Inbee Park has some special company in her return to play this week in Canada.
Record-making history is her traveling companion now, and that’s a great thing for the women’s game.
Park will take the best story going in golf with her when she makes her way around the Grey Silo Golf Course in Waterloo, Ontario, Canada, beginning Thursday. She will be going for a fourth consecutive LPGA title when the Manulife Financial LPGA Classic begins, and yet all anyone wants to ask her about is her bid to become the first man or woman to win four professional majors in a season. She lit a fuse on the women’s game winning the U.S. Women’s Open the week before last to join Babe Zaharias (1950) as the only women to win the first three majors of the season.
Park, who celebrates her 25th birthday on Friday, knows she will be asked a lot about her history-making quest leading up to the Ricoh Women’s British Open at St. Andrews in three weeks.
There’s a challenge in the intensity of interest following her.
“I try not to think about it, but I think about 50 people have reminded me,” Park said Tuesday in her pre-tournament news conference in Canada. “I’m very lucky that I get that opportunity, where I have a chance to win four straight majors. All those things are just a gift for me, for playing good golf. Not many people get that opportunity, and I think I’m the lucky one, so I think I should appreciate it.”
Trying to become the first player to win four professional majors in a season is a monumental quest unto itself. Trying to do it at the home of golf, on the Old Course at St. Andrews, is almost fairy tale in its scripting.
“It would mean the world to me,” Park said. “I don’t think I even dreamed that far, to be honest. I never dreamed of doing a calendar Grand Slam ... That’s a tough thing. It would just mean a lot, something very special, doing something nobody’s ever done before.”
After a whirlwind 24-hour tour of major networks in New York following her U.S. Women’s Open triumph, Park flew to Las Vegas, where she was equally busy house hunting with her fiancé/coach in record heat in the desert.
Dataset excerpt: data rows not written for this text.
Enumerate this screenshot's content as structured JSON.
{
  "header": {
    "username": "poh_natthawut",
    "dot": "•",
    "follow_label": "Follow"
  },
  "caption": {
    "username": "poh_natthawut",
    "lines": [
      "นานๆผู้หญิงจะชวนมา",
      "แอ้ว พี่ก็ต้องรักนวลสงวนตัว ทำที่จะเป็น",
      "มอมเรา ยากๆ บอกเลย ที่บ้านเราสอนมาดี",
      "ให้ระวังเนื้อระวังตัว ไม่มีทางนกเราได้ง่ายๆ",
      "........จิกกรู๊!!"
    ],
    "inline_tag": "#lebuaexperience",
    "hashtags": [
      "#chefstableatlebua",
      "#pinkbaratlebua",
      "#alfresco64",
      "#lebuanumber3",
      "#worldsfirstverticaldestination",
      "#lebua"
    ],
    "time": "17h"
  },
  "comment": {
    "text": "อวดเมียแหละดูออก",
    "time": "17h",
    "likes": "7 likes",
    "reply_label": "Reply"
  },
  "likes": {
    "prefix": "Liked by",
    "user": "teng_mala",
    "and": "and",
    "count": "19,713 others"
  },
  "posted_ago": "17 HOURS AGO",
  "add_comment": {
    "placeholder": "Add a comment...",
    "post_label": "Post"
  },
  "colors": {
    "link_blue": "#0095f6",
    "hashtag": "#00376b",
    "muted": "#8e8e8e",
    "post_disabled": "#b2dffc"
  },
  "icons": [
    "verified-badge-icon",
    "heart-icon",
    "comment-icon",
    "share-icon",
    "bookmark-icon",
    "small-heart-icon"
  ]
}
She said she finally got to enjoy some down time at the end of last week with no event on the tour schedule.
Park needed the rest with her phone “ringing non-stop.” She said while it was tiring, she has enjoyed fielding all the congratulatory messages, including letters from Arnold Palmer and South Korean president Park Geun-hye. She was impressed at the details in Palmer’s letter, leading her to believe he watched the U.S. Women’s Open closely.
“If I were to play this tournament right after the U.S. Open, I think it would have been a lot tougher for me, just coming off the Sunday win,” Park said. “I feel more relaxed. I feel more refreshed. I feel a lot better this week. I think I’ve calmed down a lot.”
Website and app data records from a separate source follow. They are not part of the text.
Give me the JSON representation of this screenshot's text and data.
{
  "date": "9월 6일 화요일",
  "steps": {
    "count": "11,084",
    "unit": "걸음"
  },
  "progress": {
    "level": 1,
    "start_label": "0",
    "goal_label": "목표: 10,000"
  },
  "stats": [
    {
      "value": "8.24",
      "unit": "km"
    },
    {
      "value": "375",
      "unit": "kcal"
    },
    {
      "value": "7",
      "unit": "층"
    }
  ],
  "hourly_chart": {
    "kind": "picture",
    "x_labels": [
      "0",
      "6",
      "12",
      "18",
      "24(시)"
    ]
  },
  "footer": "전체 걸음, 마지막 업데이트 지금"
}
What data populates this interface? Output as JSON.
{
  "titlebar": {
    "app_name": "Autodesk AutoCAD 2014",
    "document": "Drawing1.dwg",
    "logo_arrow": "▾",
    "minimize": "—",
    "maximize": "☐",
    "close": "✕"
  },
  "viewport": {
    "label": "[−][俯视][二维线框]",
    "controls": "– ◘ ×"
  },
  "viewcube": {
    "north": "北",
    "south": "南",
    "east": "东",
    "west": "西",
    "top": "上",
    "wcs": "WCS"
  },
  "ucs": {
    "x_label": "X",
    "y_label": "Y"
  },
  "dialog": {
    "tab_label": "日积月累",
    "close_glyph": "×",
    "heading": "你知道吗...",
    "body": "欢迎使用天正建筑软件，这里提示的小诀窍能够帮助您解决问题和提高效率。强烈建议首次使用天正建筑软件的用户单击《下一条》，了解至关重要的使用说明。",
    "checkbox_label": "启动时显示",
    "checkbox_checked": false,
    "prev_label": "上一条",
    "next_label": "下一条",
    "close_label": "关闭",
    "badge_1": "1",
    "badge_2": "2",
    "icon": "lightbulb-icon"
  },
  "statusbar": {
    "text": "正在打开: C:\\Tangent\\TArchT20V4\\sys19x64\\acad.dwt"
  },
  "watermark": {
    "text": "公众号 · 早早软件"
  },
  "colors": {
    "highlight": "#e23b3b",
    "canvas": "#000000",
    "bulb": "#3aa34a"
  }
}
Park is going for her seventh LPGA title this season. She nearly won this event a year ago, losing to Brittany Lang in a playoff. There promises to be tough competition again this week with nine of the top 10 players in the Rolex Women’s World Rankings in Canada. Of course, Park is used to bouncing back quickly. Dating back to last year’s Manulife LPGA Classic, Park has made 27 LPGA starts and finished T-2 or better a remarkable 14 times. She won eight of those starts.
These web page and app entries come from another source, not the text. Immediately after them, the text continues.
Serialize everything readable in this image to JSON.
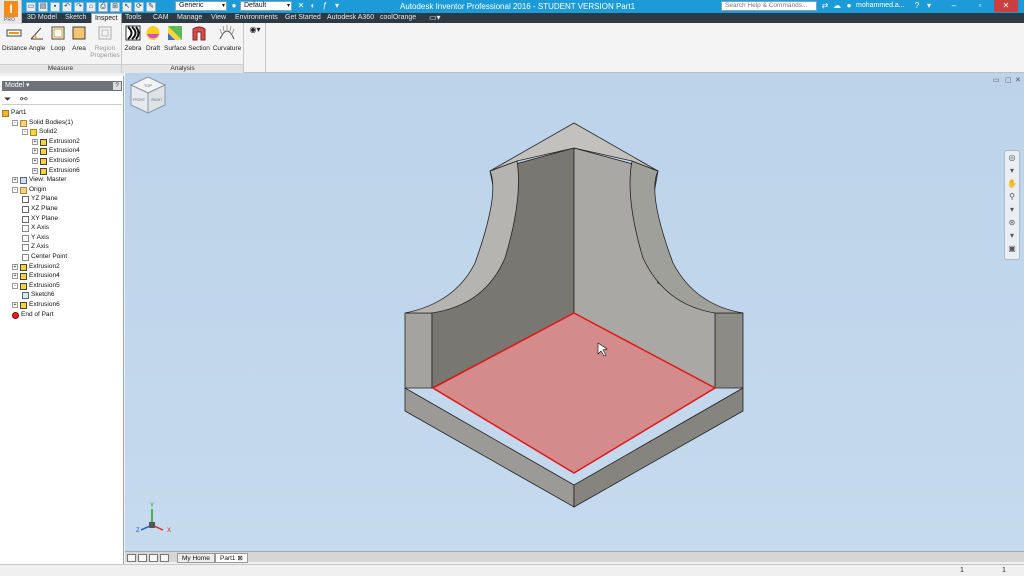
{
  "app": {
    "logo_letter": "I",
    "logo_badge": "PRO",
    "window_title": "Autodesk Inventor Professional 2016 - STUDENT VERSION    Part1",
    "search_placeholder": "Search Help & Commands...",
    "user_name": "mohammed.a...",
    "material_combo": "Generic",
    "appearance_combo": "Default"
  },
  "ribbon_tabs": [
    {
      "label": "3D Model"
    },
    {
      "label": "Sketch"
    },
    {
      "label": "Inspect",
      "active": true
    },
    {
      "label": "Tools"
    },
    {
      "label": "CAM"
    },
    {
      "label": "Manage"
    },
    {
      "label": "View"
    },
    {
      "label": "Environments"
    },
    {
      "label": "Get Started"
    },
    {
      "label": "Autodesk A360"
    },
    {
      "label": "coolOrange"
    }
  ],
  "ribbon": {
    "measure": {
      "title": "Measure",
      "buttons": [
        {
          "label": "Distance"
        },
        {
          "label": "Angle"
        },
        {
          "label": "Loop"
        },
        {
          "label": "Area"
        },
        {
          "label": "Region Properties",
          "label1": "Region",
          "label2": "Properties",
          "enabled": false
        }
      ]
    },
    "analysis": {
      "title": "Analysis",
      "buttons": [
        {
          "label": "Zebra"
        },
        {
          "label": "Draft"
        },
        {
          "label": "Surface"
        },
        {
          "label": "Section"
        },
        {
          "label": "Curvature"
        }
      ]
    }
  },
  "browser": {
    "title": "Model",
    "help_glyph": "?",
    "tree": [
      {
        "label": "Part1",
        "depth": 0,
        "icon": "part-icon",
        "expander": ""
      },
      {
        "label": "Solid Bodies(1)",
        "depth": 1,
        "icon": "folder-icon",
        "expander": "-"
      },
      {
        "label": "Solid2",
        "depth": 2,
        "icon": "solid-body-icon",
        "expander": "-"
      },
      {
        "label": "Extrusion2",
        "depth": 3,
        "icon": "extrusion-icon",
        "expander": "+"
      },
      {
        "label": "Extrusion4",
        "depth": 3,
        "icon": "extrusion-icon",
        "expander": "+"
      },
      {
        "label": "Extrusion5",
        "depth": 3,
        "icon": "extrusion-icon",
        "expander": "+"
      },
      {
        "label": "Extrusion6",
        "depth": 3,
        "icon": "extrusion-icon",
        "expander": "+"
      },
      {
        "label": "View: Master",
        "depth": 1,
        "icon": "view-icon",
        "expander": "+"
      },
      {
        "label": "Origin",
        "depth": 1,
        "icon": "folder-icon",
        "expander": "-"
      },
      {
        "label": "YZ Plane",
        "depth": 2,
        "icon": "plane-icon",
        "expander": ""
      },
      {
        "label": "XZ Plane",
        "depth": 2,
        "icon": "plane-icon",
        "expander": ""
      },
      {
        "label": "XY Plane",
        "depth": 2,
        "icon": "plane-icon",
        "expander": ""
      },
      {
        "label": "X Axis",
        "depth": 2,
        "icon": "axis-icon",
        "expander": ""
      },
      {
        "label": "Y Axis",
        "depth": 2,
        "icon": "axis-icon",
        "expander": ""
      },
      {
        "label": "Z Axis",
        "depth": 2,
        "icon": "axis-icon",
        "expander": ""
      },
      {
        "label": "Center Point",
        "depth": 2,
        "icon": "point-icon",
        "expander": ""
      },
      {
        "label": "Extrusion2",
        "depth": 1,
        "icon": "extrusion-icon",
        "expander": "+"
      },
      {
        "label": "Extrusion4",
        "depth": 1,
        "icon": "extrusion-icon",
        "expander": "+"
      },
      {
        "label": "Extrusion5",
        "depth": 1,
        "icon": "extrusion-icon",
        "expander": "-"
      },
      {
        "label": "Sketch6",
        "depth": 2,
        "icon": "sketch-icon",
        "expander": ""
      },
      {
        "label": "Extrusion6",
        "depth": 1,
        "icon": "extrusion-icon",
        "expander": "+"
      },
      {
        "label": "End of Part",
        "depth": 1,
        "icon": "end-of-part-icon",
        "expander": ""
      }
    ]
  },
  "viewcube": {
    "face_top": "TOP",
    "face_front": "FRONT",
    "face_right": "RIGHT"
  },
  "triad": {
    "x": "X",
    "y": "Y",
    "z": "Z"
  },
  "doc_tabs": [
    {
      "label": "My Home"
    },
    {
      "label": "Part1",
      "active": true
    }
  ],
  "status": {
    "left_count": "1",
    "right_count": "1"
  },
  "colors": {
    "title_bar": "#1d9bd9",
    "ribbon_tab_bar": "#2d3a44",
    "viewport_bg": "#c0d6eb",
    "face_highlight": "#d38b8b",
    "highlight_edge": "#e01818"
  }
}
If Park wins her fourth event in a row this week, she will equal yet another LPGA record, tying Mickey Wright, Kathy Whitworth and Annika Sorenstam for most consecutive victories in scheduled events. Wright did it twice, in 1962 and again in ’63. Nancy Lopez and Sorenstam share the record for winning the most consecutive LPGA starts with five. The difference in the records is not all five of their starts came in consecutive events on the tour schedule.
Park’s march through history is good for the women’s game, but the attention is something new for Park.
“It was weird getting that kind of attention,” Park said. “It was really different. It was a little fun for me ... I’m trying to get used to it, not totally used to it yet, but still learning.”
Even with all the pressure coming down on her at the U.S. Women’s Open, Park seemed remarkably unaffected. She looks like she plays with an unshakable peace. She says the course is her refuge, and she hopes to keep it that way.
“When I'm inside the golf course, I can't think about too many things,” Park said. “When I'm outside the golf course, whether I want to hear, or I don't want to hear, I'm going to hear it. There's no doubt about that. I'm a human, and I think a lot of the same things that everybody else does, and I hear all the things that everybody talks about. I know I want to do something that somebody has never done before. I just know that it wouldn't be so helpful on the golf course, so I try to concentrate just on golf, on the golf course.”
It’s a formula taking Park on a record chasing journey.